Would you print every entry below exactly as written, omitting the images?

▶ _Entries shown_:
-*-
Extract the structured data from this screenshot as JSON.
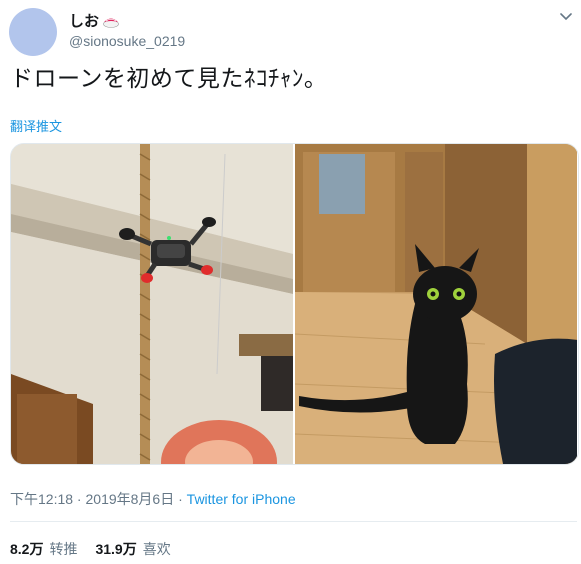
{
  "user": {
    "display_name": "しお",
    "handle": "@sionosuke_0219",
    "badge_icon": "sushi-icon",
    "avatar_color": "#b2c5ec"
  },
  "tweet": {
    "text": "ドローンを初めて見たﾈｺﾁｬﾝ。",
    "translate_label": "翻译推文"
  },
  "media": {
    "images": [
      {
        "name": "drone-photo"
      },
      {
        "name": "black-cat-photo"
      }
    ]
  },
  "meta": {
    "time": "下午12:18",
    "separator": " · ",
    "date": "2019年8月6日",
    "separator2": " · ",
    "client": "Twitter for iPhone"
  },
  "stats": {
    "retweets_count": "8.2万",
    "retweets_label": "转推",
    "likes_count": "31.9万",
    "likes_label": "喜欢"
  },
  "colors": {
    "link": "#1b95e0",
    "muted": "#657786",
    "text": "#14171a"
  }
}
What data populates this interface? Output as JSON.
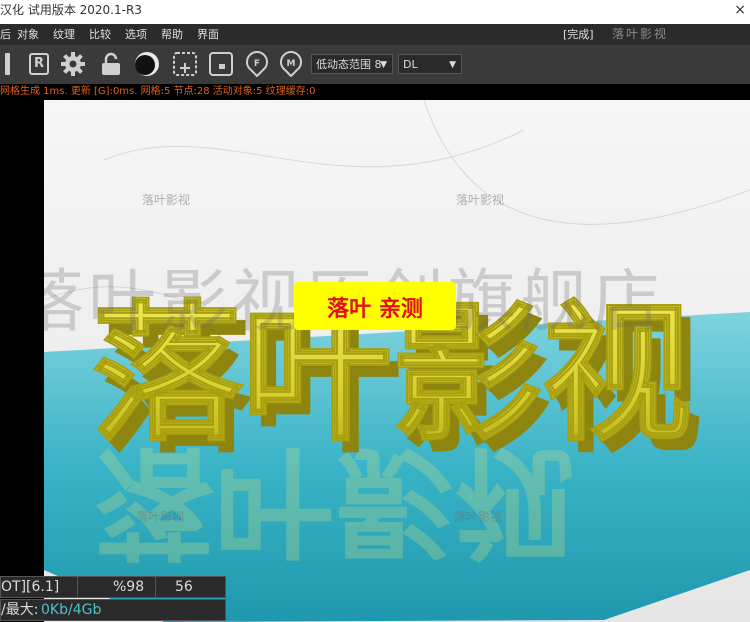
{
  "window": {
    "title": "汉化 试用版本 2020.1-R3",
    "close_glyph": "×"
  },
  "menu": {
    "items": [
      "后",
      "对象",
      "纹理",
      "比较",
      "选项",
      "帮助",
      "界面"
    ],
    "status": "[完成]",
    "watermark_top": "落叶影视"
  },
  "toolbar": {
    "icons": [
      "pause-bar-icon",
      "r-badge-icon",
      "gear-icon",
      "lock-open-icon",
      "sphere-icon",
      "add-region-icon",
      "region-icon",
      "f-pin-icon",
      "m-pin-icon"
    ],
    "r_letter": "R",
    "f_letter": "F",
    "m_letter": "M",
    "dynamic_range_select": "低动态范围 8",
    "dl_select": "DL"
  },
  "status_line": "网格生成 1ms. 更新 [G]:0ms. 网格:5 节点:28 活动对象:5 纹理缓存:0",
  "viewport": {
    "main_title": "落叶影视",
    "badge_text": "落叶 亲测",
    "watermark_line": "落叶影视原创旗舰店",
    "small_marks": [
      "落叶影视",
      "落叶影视",
      "落叶影视",
      "落叶影视"
    ],
    "colors": {
      "letter": "#d8cf2e",
      "letter_shadow": "#a89f10",
      "water": "#39b3c6",
      "badge_bg": "#ffff00",
      "badge_text": "#e0101a"
    }
  },
  "hud": {
    "ot_label": "OT][6.1]",
    "percent": "%98",
    "value": "56",
    "memory_label": "/最大:",
    "memory_value": "0Kb/4Gb"
  }
}
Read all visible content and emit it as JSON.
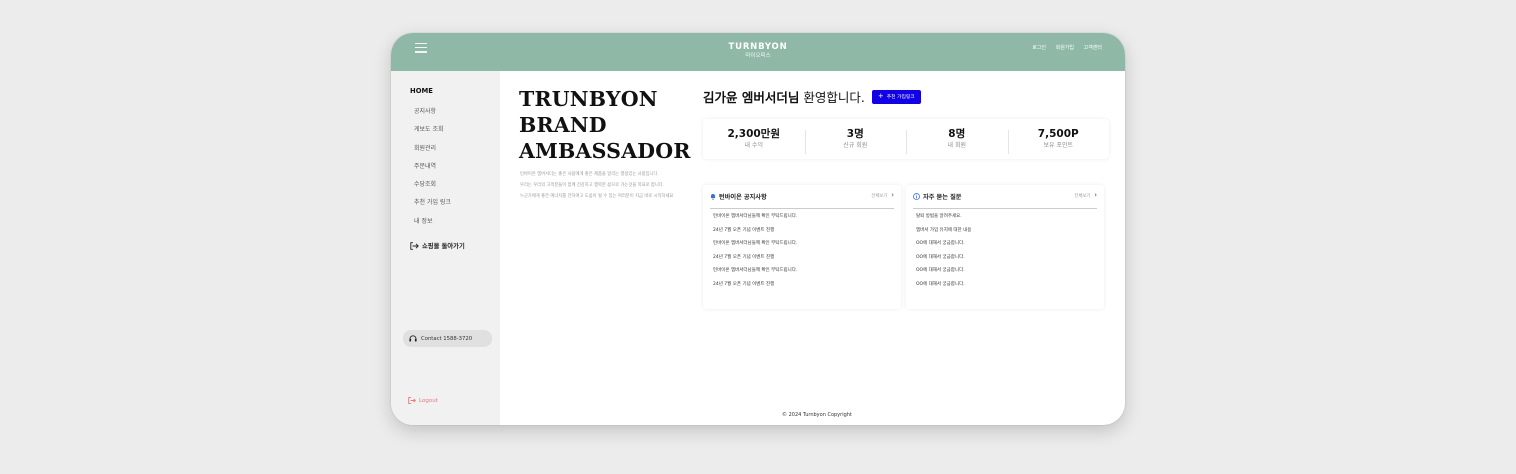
{
  "header": {
    "brand": "TURNBYON",
    "brand_sub": "마이오피스",
    "links": [
      "로그인",
      "회원가입",
      "고객센터"
    ]
  },
  "sidebar": {
    "home": "HOME",
    "items": [
      "공지사항",
      "게보도 조회",
      "회원관리",
      "주문내역",
      "수당조회",
      "추천 가입 링크",
      "내 정보"
    ],
    "back_shop": "쇼핑몰 돌아가기",
    "contact": "Contact 1588-3720",
    "logout": "Logout"
  },
  "hero": {
    "line1": "TRUNBYON",
    "line2": "BRAND",
    "line3": "AMBASSADOR",
    "desc": [
      "턴바이온 엠버서더는 좋은 사람에게 좋은 제품을 알리는 열정있는 사람입니다.",
      "우리는 우리의 고객분들이 함께 건강하고 행복한 삶으로 가는것을 목표로 합니다.",
      "누군가에게 좋은 에너지를 전하여고 도움이 될 수 있는 여러분이 지금 바로 시작하세요"
    ]
  },
  "welcome": {
    "name": "김가윤 엠버서더님",
    "suffix": " 환영합니다.",
    "button": "추천 가입링크"
  },
  "stats": [
    {
      "value": "2,300만원",
      "label": "내 수익"
    },
    {
      "value": "3명",
      "label": "신규 회원"
    },
    {
      "value": "8명",
      "label": "내 회원"
    },
    {
      "value": "7,500P",
      "label": "보유 포인트"
    }
  ],
  "notice": {
    "title": "턴바이온 공지사항",
    "more": "전체보기",
    "items": [
      "턴바이온 엠버서더님들께 확인 부탁드립니다.",
      "24년 7월 오픈 기념 이벤트 진행",
      "턴바이온 엠버서더님들께 확인 부탁드립니다.",
      "24년 7월 오픈 기념 이벤트 진행",
      "턴바이온 엠버서더님들께 확인 부탁드립니다.",
      "24년 7월 오픈 기념 이벤트 진행"
    ]
  },
  "faq": {
    "title": "자주 묻는 질문",
    "more": "전체보기",
    "items": [
      "탈퇴 방법을 알려주세요.",
      "엠버서 가입 유지에 대한 내용",
      "OO에 대해서 궁금합니다.",
      "OO에 대해서 궁금합니다.",
      "OO에 대해서 궁금합니다.",
      "OO에 대해서 궁금합니다."
    ]
  },
  "footer": {
    "copyright": "© 2024 Turnbyon Copyright"
  },
  "colors": {
    "header_bg": "#8fb9a6",
    "accent": "#1100e6",
    "sidebar_bg": "#f1f1f1",
    "logout": "#e07c7c"
  }
}
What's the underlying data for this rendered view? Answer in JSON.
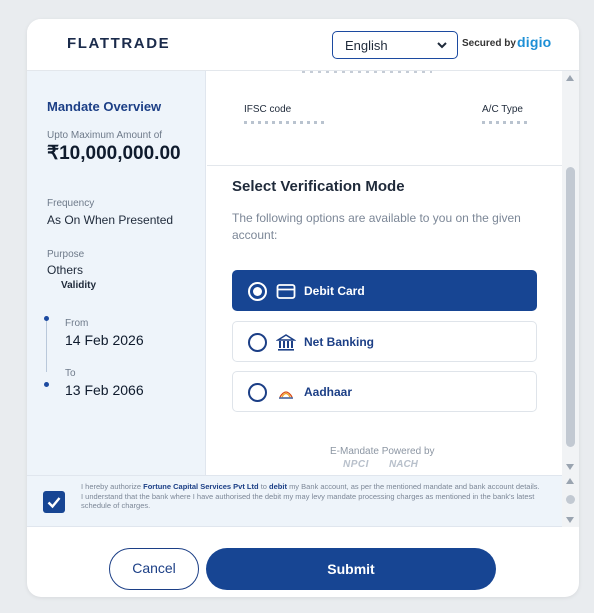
{
  "header": {
    "logo_text": "FLATTRADE",
    "language_selected": "English",
    "secured_by_label": "Secured by",
    "secured_by_brand": "digio"
  },
  "mandate": {
    "title": "Mandate Overview",
    "amount_label": "Upto Maximum Amount of",
    "amount_value": "₹10,000,000.00",
    "frequency_label": "Frequency",
    "frequency_value": "As On When Presented",
    "purpose_label": "Purpose",
    "purpose_value": "Others",
    "validity_label": "Validity",
    "from_label": "From",
    "from_value": "14 Feb 2026",
    "to_label": "To",
    "to_value": "13 Feb 2066"
  },
  "bank": {
    "ifsc_label": "IFSC code",
    "actype_label": "A/C Type"
  },
  "verification": {
    "title": "Select Verification Mode",
    "description": "The following options are available to you on the given account:",
    "options": [
      {
        "label": "Debit Card",
        "icon": "card-icon",
        "selected": true
      },
      {
        "label": "Net Banking",
        "icon": "bank-icon",
        "selected": false
      },
      {
        "label": "Aadhaar",
        "icon": "aadhaar-icon",
        "selected": false
      }
    ],
    "powered_by": "E-Mandate Powered by",
    "npci_logo": "NPCI",
    "nach_logo": "NACH"
  },
  "consent": {
    "checked": true,
    "line1_pre": "I hereby authorize",
    "company": "Fortune Capital Services Pvt Ltd",
    "line1_mid": "to",
    "debit_word": "debit",
    "line1_post": "my Bank account, as per the mentioned mandate and bank account details.",
    "line2": "I understand that the bank where I have authorised the debit my may levy mandate processing charges as mentioned in the bank's latest schedule of charges."
  },
  "actions": {
    "cancel_label": "Cancel",
    "submit_label": "Submit"
  },
  "colors": {
    "primary": "#174593",
    "panel_bg": "#eef4fa",
    "brand_digio": "#1c8fd6"
  }
}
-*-
▶ _Solution for this task_:
Extract the structured data from this screenshot as JSON.
{
  "user": {
    "display_name": "しお",
    "handle": "@sionosuke_0219",
    "badge_icon": "sushi-icon",
    "avatar_color": "#b2c5ec"
  },
  "tweet": {
    "text": "ドローンを初めて見たﾈｺﾁｬﾝ。",
    "translate_label": "翻译推文"
  },
  "media": {
    "images": [
      {
        "name": "drone-photo"
      },
      {
        "name": "black-cat-photo"
      }
    ]
  },
  "meta": {
    "time": "下午12:18",
    "separator": " · ",
    "date": "2019年8月6日",
    "separator2": " · ",
    "client": "Twitter for iPhone"
  },
  "stats": {
    "retweets_count": "8.2万",
    "retweets_label": "转推",
    "likes_count": "31.9万",
    "likes_label": "喜欢"
  },
  "colors": {
    "link": "#1b95e0",
    "muted": "#657786",
    "text": "#14171a"
  }
}
What data populates this interface? Output as JSON.
{
  "window": {
    "title": "汉化 试用版本 2020.1-R3",
    "close_glyph": "×"
  },
  "menu": {
    "items": [
      "后",
      "对象",
      "纹理",
      "比较",
      "选项",
      "帮助",
      "界面"
    ],
    "status": "[完成]",
    "watermark_top": "落叶影视"
  },
  "toolbar": {
    "icons": [
      "pause-bar-icon",
      "r-badge-icon",
      "gear-icon",
      "lock-open-icon",
      "sphere-icon",
      "add-region-icon",
      "region-icon",
      "f-pin-icon",
      "m-pin-icon"
    ],
    "r_letter": "R",
    "f_letter": "F",
    "m_letter": "M",
    "dynamic_range_select": "低动态范围 8",
    "dl_select": "DL"
  },
  "status_line": "网格生成 1ms. 更新 [G]:0ms. 网格:5 节点:28 活动对象:5 纹理缓存:0",
  "viewport": {
    "main_title": "落叶影视",
    "badge_text": "落叶 亲测",
    "watermark_line": "落叶影视原创旗舰店",
    "small_marks": [
      "落叶影视",
      "落叶影视",
      "落叶影视",
      "落叶影视"
    ],
    "colors": {
      "letter": "#d8cf2e",
      "letter_shadow": "#a89f10",
      "water": "#39b3c6",
      "badge_bg": "#ffff00",
      "badge_text": "#e0101a"
    }
  },
  "hud": {
    "ot_label": "OT][6.1]",
    "percent": "%98",
    "value": "56",
    "memory_label": "/最大:",
    "memory_value": "0Kb/4Gb"
  }
}
Read all visible content and emit it as JSON.
{
  "header": {
    "brand": "TURNBYON",
    "brand_sub": "마이오피스",
    "links": [
      "로그인",
      "회원가입",
      "고객센터"
    ]
  },
  "sidebar": {
    "home": "HOME",
    "items": [
      "공지사항",
      "게보도 조회",
      "회원관리",
      "주문내역",
      "수당조회",
      "추천 가입 링크",
      "내 정보"
    ],
    "back_shop": "쇼핑몰 돌아가기",
    "contact": "Contact 1588-3720",
    "logout": "Logout"
  },
  "hero": {
    "line1": "TRUNBYON",
    "line2": "BRAND",
    "line3": "AMBASSADOR",
    "desc": [
      "턴바이온 엠버서더는 좋은 사람에게 좋은 제품을 알리는 열정있는 사람입니다.",
      "우리는 우리의 고객분들이 함께 건강하고 행복한 삶으로 가는것을 목표로 합니다.",
      "누군가에게 좋은 에너지를 전하여고 도움이 될 수 있는 여러분이 지금 바로 시작하세요"
    ]
  },
  "welcome": {
    "name": "김가윤 엠버서더님",
    "suffix": " 환영합니다.",
    "button": "추천 가입링크"
  },
  "stats": [
    {
      "value": "2,300만원",
      "label": "내 수익"
    },
    {
      "value": "3명",
      "label": "신규 회원"
    },
    {
      "value": "8명",
      "label": "내 회원"
    },
    {
      "value": "7,500P",
      "label": "보유 포인트"
    }
  ],
  "notice": {
    "title": "턴바이온 공지사항",
    "more": "전체보기",
    "items": [
      "턴바이온 엠버서더님들께 확인 부탁드립니다.",
      "24년 7월 오픈 기념 이벤트 진행",
      "턴바이온 엠버서더님들께 확인 부탁드립니다.",
      "24년 7월 오픈 기념 이벤트 진행",
      "턴바이온 엠버서더님들께 확인 부탁드립니다.",
      "24년 7월 오픈 기념 이벤트 진행"
    ]
  },
  "faq": {
    "title": "자주 묻는 질문",
    "more": "전체보기",
    "items": [
      "탈퇴 방법을 알려주세요.",
      "엠버서 가입 유지에 대한 내용",
      "OO에 대해서 궁금합니다.",
      "OO에 대해서 궁금합니다.",
      "OO에 대해서 궁금합니다.",
      "OO에 대해서 궁금합니다."
    ]
  },
  "footer": {
    "copyright": "© 2024 Turnbyon Copyright"
  },
  "colors": {
    "header_bg": "#8fb9a6",
    "accent": "#1100e6",
    "sidebar_bg": "#f1f1f1",
    "logout": "#e07c7c"
  }
}
What's the underlying data for this rendered view? Answer in JSON.
{
  "header": {
    "logo_text": "FLATTRADE",
    "language_selected": "English",
    "secured_by_label": "Secured by",
    "secured_by_brand": "digio"
  },
  "mandate": {
    "title": "Mandate Overview",
    "amount_label": "Upto Maximum Amount of",
    "amount_value": "₹10,000,000.00",
    "frequency_label": "Frequency",
    "frequency_value": "As On When Presented",
    "purpose_label": "Purpose",
    "purpose_value": "Others",
    "validity_label": "Validity",
    "from_label": "From",
    "from_value": "14 Feb 2026",
    "to_label": "To",
    "to_value": "13 Feb 2066"
  },
  "bank": {
    "ifsc_label": "IFSC code",
    "actype_label": "A/C Type"
  },
  "verification": {
    "title": "Select Verification Mode",
    "description": "The following options are available to you on the given account:",
    "options": [
      {
        "label": "Debit Card",
        "icon": "card-icon",
        "selected": true
      },
      {
        "label": "Net Banking",
        "icon": "bank-icon",
        "selected": false
      },
      {
        "label": "Aadhaar",
        "icon": "aadhaar-icon",
        "selected": false
      }
    ],
    "powered_by": "E-Mandate Powered by",
    "npci_logo": "NPCI",
    "nach_logo": "NACH"
  },
  "consent": {
    "checked": true,
    "line1_pre": "I hereby authorize",
    "company": "Fortune Capital Services Pvt Ltd",
    "line1_mid": "to",
    "debit_word": "debit",
    "line1_post": "my Bank account, as per the mentioned mandate and bank account details.",
    "line2": "I understand that the bank where I have authorised the debit my may levy mandate processing charges as mentioned in the bank's latest schedule of charges."
  },
  "actions": {
    "cancel_label": "Cancel",
    "submit_label": "Submit"
  },
  "colors": {
    "primary": "#174593",
    "panel_bg": "#eef4fa",
    "brand_digio": "#1c8fd6"
  }
}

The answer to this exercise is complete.